§ Exercise description
In the records below, find each line with the word "card" and copy it.

** Dataset extract follows **

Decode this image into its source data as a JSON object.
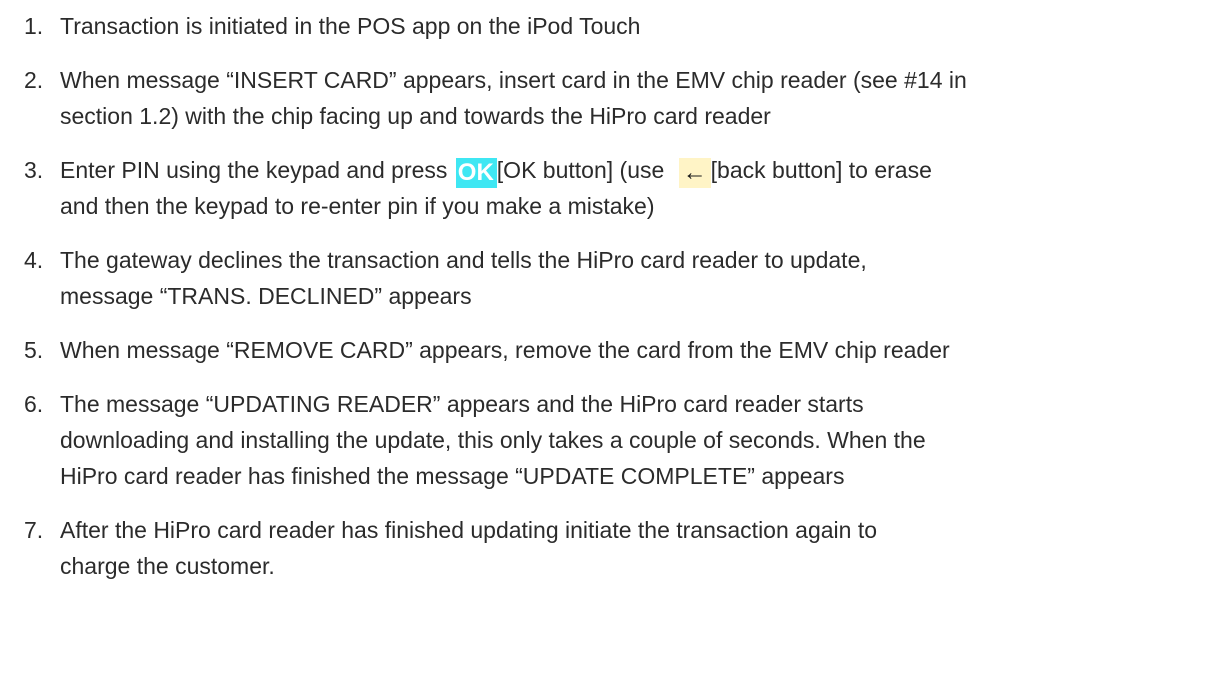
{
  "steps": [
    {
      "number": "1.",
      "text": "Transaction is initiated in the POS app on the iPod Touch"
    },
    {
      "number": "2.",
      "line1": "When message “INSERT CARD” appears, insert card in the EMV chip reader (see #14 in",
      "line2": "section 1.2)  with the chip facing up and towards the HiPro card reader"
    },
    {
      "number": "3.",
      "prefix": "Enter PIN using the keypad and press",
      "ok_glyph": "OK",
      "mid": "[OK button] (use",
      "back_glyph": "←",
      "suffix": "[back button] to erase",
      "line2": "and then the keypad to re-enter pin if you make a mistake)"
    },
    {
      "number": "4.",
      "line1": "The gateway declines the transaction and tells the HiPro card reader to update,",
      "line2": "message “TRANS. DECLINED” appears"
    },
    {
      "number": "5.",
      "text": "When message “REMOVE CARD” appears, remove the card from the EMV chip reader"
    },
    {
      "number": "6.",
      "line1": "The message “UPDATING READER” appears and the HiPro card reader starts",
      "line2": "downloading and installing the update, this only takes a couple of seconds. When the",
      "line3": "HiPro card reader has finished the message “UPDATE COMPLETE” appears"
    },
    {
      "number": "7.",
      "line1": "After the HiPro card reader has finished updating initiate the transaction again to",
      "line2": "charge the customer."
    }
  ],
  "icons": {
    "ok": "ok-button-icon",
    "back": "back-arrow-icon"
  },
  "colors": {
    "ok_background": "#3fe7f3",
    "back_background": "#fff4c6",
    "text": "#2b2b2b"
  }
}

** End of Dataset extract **
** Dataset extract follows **

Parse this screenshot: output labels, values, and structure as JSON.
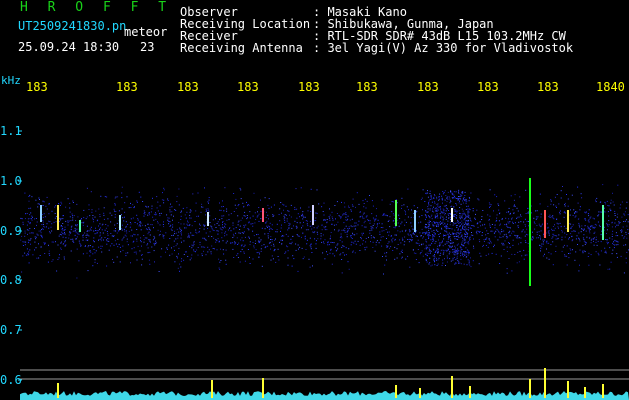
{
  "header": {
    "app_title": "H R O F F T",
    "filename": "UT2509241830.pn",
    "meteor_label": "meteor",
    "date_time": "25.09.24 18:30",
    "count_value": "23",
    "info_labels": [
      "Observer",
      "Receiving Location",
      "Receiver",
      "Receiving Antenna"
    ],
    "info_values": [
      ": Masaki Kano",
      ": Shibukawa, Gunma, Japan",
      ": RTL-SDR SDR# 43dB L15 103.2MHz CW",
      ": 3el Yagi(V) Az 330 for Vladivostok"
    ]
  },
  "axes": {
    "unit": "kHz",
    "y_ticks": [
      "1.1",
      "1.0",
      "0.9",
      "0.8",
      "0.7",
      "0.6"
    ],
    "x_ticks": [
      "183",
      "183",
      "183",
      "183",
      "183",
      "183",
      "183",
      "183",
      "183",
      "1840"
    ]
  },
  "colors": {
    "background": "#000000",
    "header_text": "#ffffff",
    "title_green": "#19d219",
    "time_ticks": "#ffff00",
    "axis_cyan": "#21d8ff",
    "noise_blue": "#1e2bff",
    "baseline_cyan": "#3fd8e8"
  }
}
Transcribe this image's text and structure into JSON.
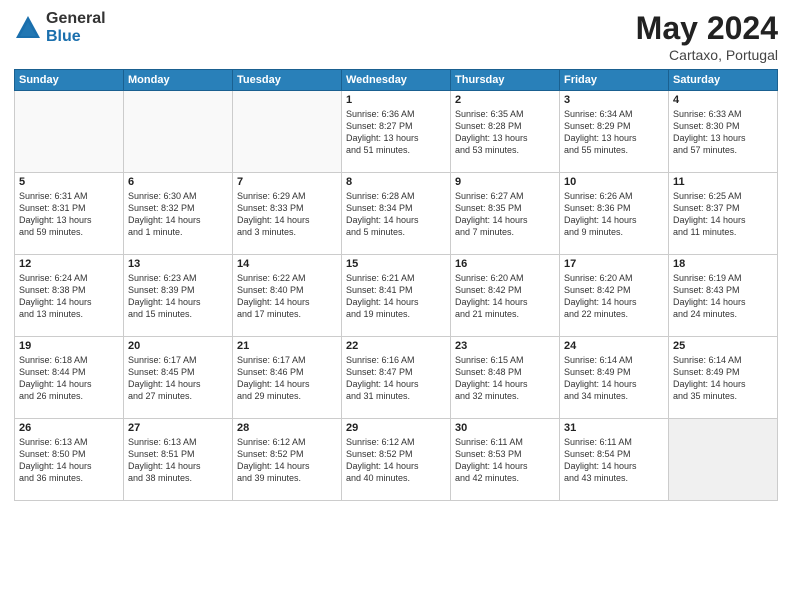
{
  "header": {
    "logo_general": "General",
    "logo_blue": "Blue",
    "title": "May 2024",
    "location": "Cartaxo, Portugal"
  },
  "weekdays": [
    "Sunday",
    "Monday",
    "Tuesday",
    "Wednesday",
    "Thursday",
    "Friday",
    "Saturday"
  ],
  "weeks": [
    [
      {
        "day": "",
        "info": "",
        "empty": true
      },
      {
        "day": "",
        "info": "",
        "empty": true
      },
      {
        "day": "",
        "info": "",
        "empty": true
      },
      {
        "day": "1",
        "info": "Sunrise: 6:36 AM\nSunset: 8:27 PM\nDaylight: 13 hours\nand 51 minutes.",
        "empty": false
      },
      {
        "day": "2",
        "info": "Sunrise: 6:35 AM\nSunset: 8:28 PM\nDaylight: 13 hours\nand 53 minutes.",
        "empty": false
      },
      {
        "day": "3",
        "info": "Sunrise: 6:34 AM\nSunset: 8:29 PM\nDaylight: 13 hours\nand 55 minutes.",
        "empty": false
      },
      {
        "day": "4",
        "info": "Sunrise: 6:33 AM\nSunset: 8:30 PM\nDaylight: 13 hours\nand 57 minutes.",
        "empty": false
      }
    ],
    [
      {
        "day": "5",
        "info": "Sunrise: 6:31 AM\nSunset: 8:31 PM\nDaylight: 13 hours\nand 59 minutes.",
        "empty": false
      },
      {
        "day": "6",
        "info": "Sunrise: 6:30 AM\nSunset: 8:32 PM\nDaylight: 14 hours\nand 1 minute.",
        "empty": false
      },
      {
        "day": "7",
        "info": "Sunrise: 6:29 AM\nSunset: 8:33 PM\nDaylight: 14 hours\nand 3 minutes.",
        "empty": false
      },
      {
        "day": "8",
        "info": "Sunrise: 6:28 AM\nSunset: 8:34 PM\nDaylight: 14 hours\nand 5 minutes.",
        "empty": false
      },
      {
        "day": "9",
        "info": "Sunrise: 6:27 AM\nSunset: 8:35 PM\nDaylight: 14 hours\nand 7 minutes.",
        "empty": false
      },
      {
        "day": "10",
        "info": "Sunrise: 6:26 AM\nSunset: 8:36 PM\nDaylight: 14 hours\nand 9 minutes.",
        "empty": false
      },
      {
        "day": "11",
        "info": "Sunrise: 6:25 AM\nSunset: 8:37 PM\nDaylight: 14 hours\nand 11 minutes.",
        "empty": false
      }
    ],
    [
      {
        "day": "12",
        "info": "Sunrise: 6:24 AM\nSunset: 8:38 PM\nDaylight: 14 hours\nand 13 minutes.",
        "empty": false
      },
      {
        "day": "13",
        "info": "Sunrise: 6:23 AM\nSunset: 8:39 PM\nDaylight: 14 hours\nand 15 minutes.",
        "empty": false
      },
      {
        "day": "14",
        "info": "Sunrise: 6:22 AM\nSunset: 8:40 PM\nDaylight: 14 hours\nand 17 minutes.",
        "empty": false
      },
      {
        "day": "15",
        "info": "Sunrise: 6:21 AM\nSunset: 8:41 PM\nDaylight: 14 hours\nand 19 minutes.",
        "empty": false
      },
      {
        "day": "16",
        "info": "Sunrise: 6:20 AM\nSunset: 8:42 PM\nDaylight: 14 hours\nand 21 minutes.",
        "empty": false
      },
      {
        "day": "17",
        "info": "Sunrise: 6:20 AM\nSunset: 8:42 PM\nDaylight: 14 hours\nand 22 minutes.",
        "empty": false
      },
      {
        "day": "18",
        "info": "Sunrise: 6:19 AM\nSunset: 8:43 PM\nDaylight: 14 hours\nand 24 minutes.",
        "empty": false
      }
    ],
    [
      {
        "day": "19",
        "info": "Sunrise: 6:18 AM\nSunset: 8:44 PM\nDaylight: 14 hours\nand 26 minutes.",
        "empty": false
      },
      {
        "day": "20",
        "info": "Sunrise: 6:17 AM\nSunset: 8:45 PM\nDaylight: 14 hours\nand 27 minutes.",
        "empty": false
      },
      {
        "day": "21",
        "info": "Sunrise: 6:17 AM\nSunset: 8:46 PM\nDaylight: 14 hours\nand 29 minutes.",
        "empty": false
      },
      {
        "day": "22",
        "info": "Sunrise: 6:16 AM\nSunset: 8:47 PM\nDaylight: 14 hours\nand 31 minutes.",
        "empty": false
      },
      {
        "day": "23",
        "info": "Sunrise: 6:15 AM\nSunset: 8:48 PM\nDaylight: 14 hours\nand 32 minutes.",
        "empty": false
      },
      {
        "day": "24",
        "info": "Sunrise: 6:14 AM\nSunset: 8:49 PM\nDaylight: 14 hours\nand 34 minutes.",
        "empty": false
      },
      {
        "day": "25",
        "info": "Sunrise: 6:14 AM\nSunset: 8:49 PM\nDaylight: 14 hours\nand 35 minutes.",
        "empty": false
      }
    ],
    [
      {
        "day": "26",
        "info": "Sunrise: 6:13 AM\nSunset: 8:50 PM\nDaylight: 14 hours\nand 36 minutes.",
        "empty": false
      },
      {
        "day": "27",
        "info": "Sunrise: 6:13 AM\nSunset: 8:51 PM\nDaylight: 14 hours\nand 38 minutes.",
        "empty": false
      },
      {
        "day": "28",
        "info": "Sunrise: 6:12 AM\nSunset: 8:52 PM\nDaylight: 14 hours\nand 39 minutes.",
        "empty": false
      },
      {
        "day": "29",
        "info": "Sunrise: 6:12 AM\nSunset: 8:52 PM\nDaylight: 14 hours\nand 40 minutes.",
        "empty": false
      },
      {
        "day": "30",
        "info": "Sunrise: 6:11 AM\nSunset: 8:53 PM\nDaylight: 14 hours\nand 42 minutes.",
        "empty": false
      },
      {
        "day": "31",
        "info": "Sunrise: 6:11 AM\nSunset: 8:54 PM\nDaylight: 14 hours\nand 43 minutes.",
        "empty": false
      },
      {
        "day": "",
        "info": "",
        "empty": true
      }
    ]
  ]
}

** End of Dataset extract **

§ Final answer
      "line1": "When message “INSERT CARD” appears, insert card in the EMV chip reader (see #14 in",
      "line2": "section 1.2)  with the chip facing up and towards the HiPro card reader"
      "line1": "The gateway declines the transaction and tells the HiPro card reader to update,",
      "text": "When message “REMOVE CARD” appears, remove the card from the EMV chip reader"
      "line1": "The message “UPDATING READER” appears and the HiPro card reader starts",
      "line3": "HiPro card reader has finished the message “UPDATE COMPLETE” appears"
      "line1": "After the HiPro card reader has finished updating initiate the transaction again to",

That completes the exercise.